In spite of those attractive .Net features, the company I was working for—like many software development companies nowadays—opted to go with the Java 2 Platform, Enterprise Edition (J2EE) because of its platform and vendor independence and the wealth of available open source software for Java and J2EE.
Wouldn't it be nice if you could take advantage of Java and .Net's best features, platform and vendor independence, open source products such as Ant and log4j, and the ability to easily create custom Web components and render them to multiple devices, all wrapped up in a killer IDE? That's the promise of JavaServer Faces.
Read the whole series, "A First Look at JavaServer Faces:"
Note: You can download this article's source code from Resources.
JavaServer Faces (JSF) is an application framework for creating Web-based user interfaces. If you are familiar with Struts (a popular open source JSP-based Web application framework) and Swing (the standard Java user interface framework for desktop applications), think of JavaServer Faces as a combination of those two frameworks. Like Struts, JSF provides Web application lifecycle management through a controller servlet; and like Swing, JSF provides a rich component model complete with event handling and component rendering.
In a nutshell, JSF eases Web-based application development because it:

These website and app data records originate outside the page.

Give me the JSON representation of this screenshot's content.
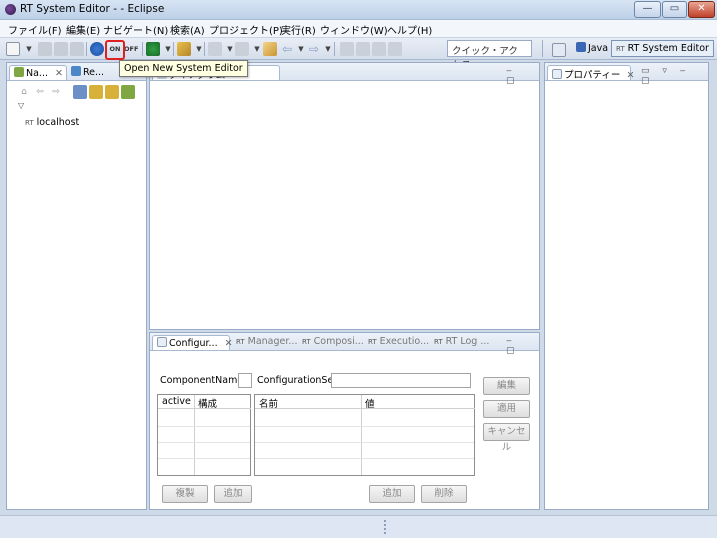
{
  "window": {
    "title": "RT System Editor -  - Eclipse",
    "controls": {
      "minimize": "—",
      "maximize": "▭",
      "close": "✕"
    }
  },
  "menu": [
    "ファイル(F)",
    "編集(E)",
    "ナビゲート(N)",
    "検索(A)",
    "プロジェクト(P)",
    "実行(R)",
    "ウィンドウ(W)",
    "ヘルプ(H)"
  ],
  "toolbar": {
    "tooltip": "Open New System Editor",
    "on_label": "ON",
    "off_label": "OFF",
    "quick_access_placeholder": "クイック・アクセス"
  },
  "perspectives": {
    "java": "Java",
    "rt_system_editor": "RT System Editor",
    "rt_prefix": "RT"
  },
  "navigator": {
    "tabs": [
      "Na...",
      "Re..."
    ],
    "tree_root": "localhost",
    "rt_prefix": "RT"
  },
  "editor": {
    "tab_label": "ダイアグラム"
  },
  "properties": {
    "tab_label": "プロパティー"
  },
  "bottom_tabs": [
    "Configur...",
    "Manager...",
    "Composi...",
    "Executio...",
    "RT Log ..."
  ],
  "config": {
    "component_name_label": "ComponentName:",
    "configuration_set_label": "ConfigurationSet:",
    "component_name_value": "",
    "configuration_set_value": "",
    "left_table": {
      "headers": [
        "active",
        "構成"
      ]
    },
    "right_table": {
      "headers": [
        "名前",
        "値"
      ]
    },
    "buttons": {
      "edit": "編集",
      "apply": "適用",
      "cancel": "キャンセル",
      "copy": "複製",
      "add_left": "追加",
      "add_right": "追加",
      "delete": "削除"
    }
  },
  "colors": {
    "accent": "#e02020",
    "panel_border": "#99abc7",
    "frame": "#cfdae8"
  }
}
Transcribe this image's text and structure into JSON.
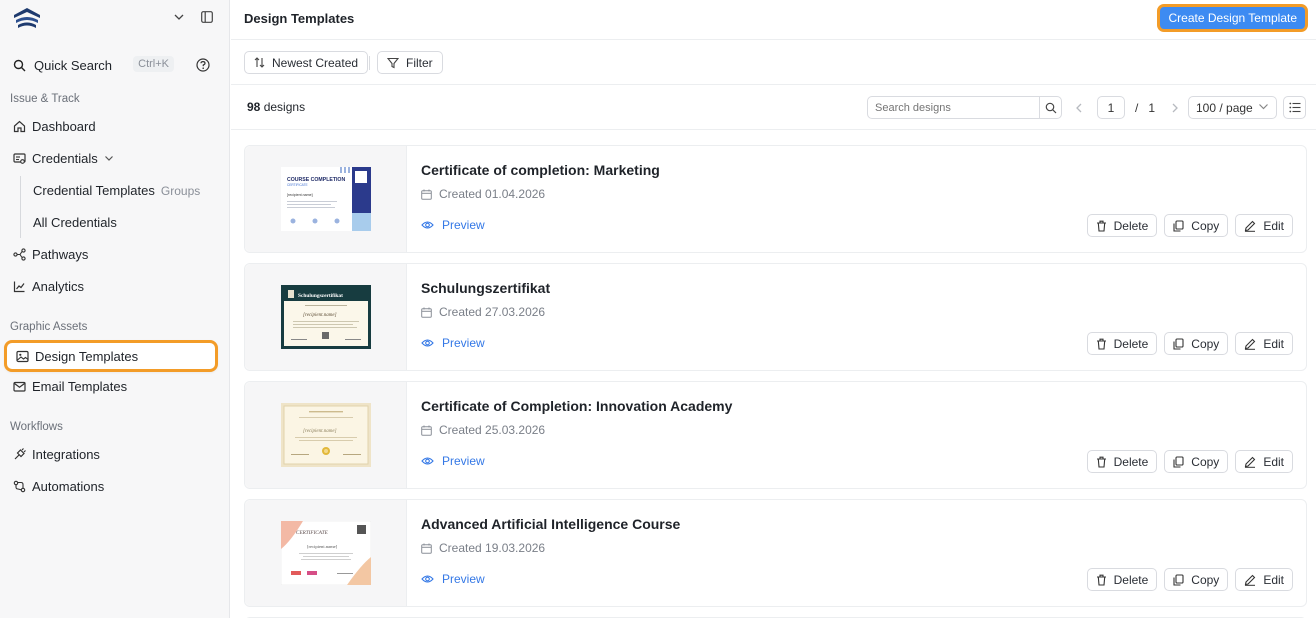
{
  "sidebar": {
    "quick_search": {
      "label": "Quick Search",
      "shortcut": "Ctrl+K"
    },
    "sections": [
      {
        "label": "Issue & Track"
      },
      {
        "label": "Graphic Assets"
      },
      {
        "label": "Workflows"
      }
    ],
    "items": {
      "dashboard": "Dashboard",
      "credentials": "Credentials",
      "credential_templates": "Credential Templates",
      "groups": "Groups",
      "all_credentials": "All Credentials",
      "pathways": "Pathways",
      "analytics": "Analytics",
      "design_templates": "Design Templates",
      "email_templates": "Email Templates",
      "integrations": "Integrations",
      "automations": "Automations"
    }
  },
  "header": {
    "title": "Design Templates",
    "create_label": "Create Design Template"
  },
  "toolbar": {
    "sort_label": "Newest Created",
    "filter_label": "Filter"
  },
  "list": {
    "count": "98",
    "count_suffix": "designs",
    "search_placeholder": "Search designs",
    "page": "1",
    "page_sep": "/",
    "total_pages": "1",
    "page_size": "100 / page"
  },
  "designs": [
    {
      "title": "Certificate of completion: Marketing",
      "created": "Created 01.04.2026"
    },
    {
      "title": "Schulungszertifikat",
      "created": "Created 27.03.2026"
    },
    {
      "title": "Certificate of Completion: Innovation Academy",
      "created": "Created 25.03.2026"
    },
    {
      "title": "Advanced Artificial Intelligence Course",
      "created": "Created 19.03.2026"
    }
  ],
  "card_actions": {
    "preview": "Preview",
    "delete": "Delete",
    "copy": "Copy",
    "edit": "Edit"
  },
  "thumbnails": {
    "t1": {
      "heading": "COURSE COMPLETION",
      "sub": "CERTIFICATE",
      "name": "[recipient.name]"
    },
    "t2": {
      "heading": "Schulungszertifikat",
      "name": "[recipient.name]"
    },
    "t3": {
      "name": "[recipient.name]"
    },
    "t4": {
      "heading": "CERTIFICATE",
      "name": "[recipient.name]"
    }
  },
  "colors": {
    "accent": "#3d8bf2",
    "highlight": "#f39c28",
    "link": "#3478e6"
  }
}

Besides being a conceptual combination of Struts and Swing, JSF is a direct competitor to Microsoft's WebForms. The frameworks are very similar, both in concept and implementation. And because JSF represents a standard for Java-based Web application frameworks, tool vendors can concentrate on developing IDEs for JSF instead of developing an IDE for one of approximately 35 existing Java-based Web application frameworks, including Struts.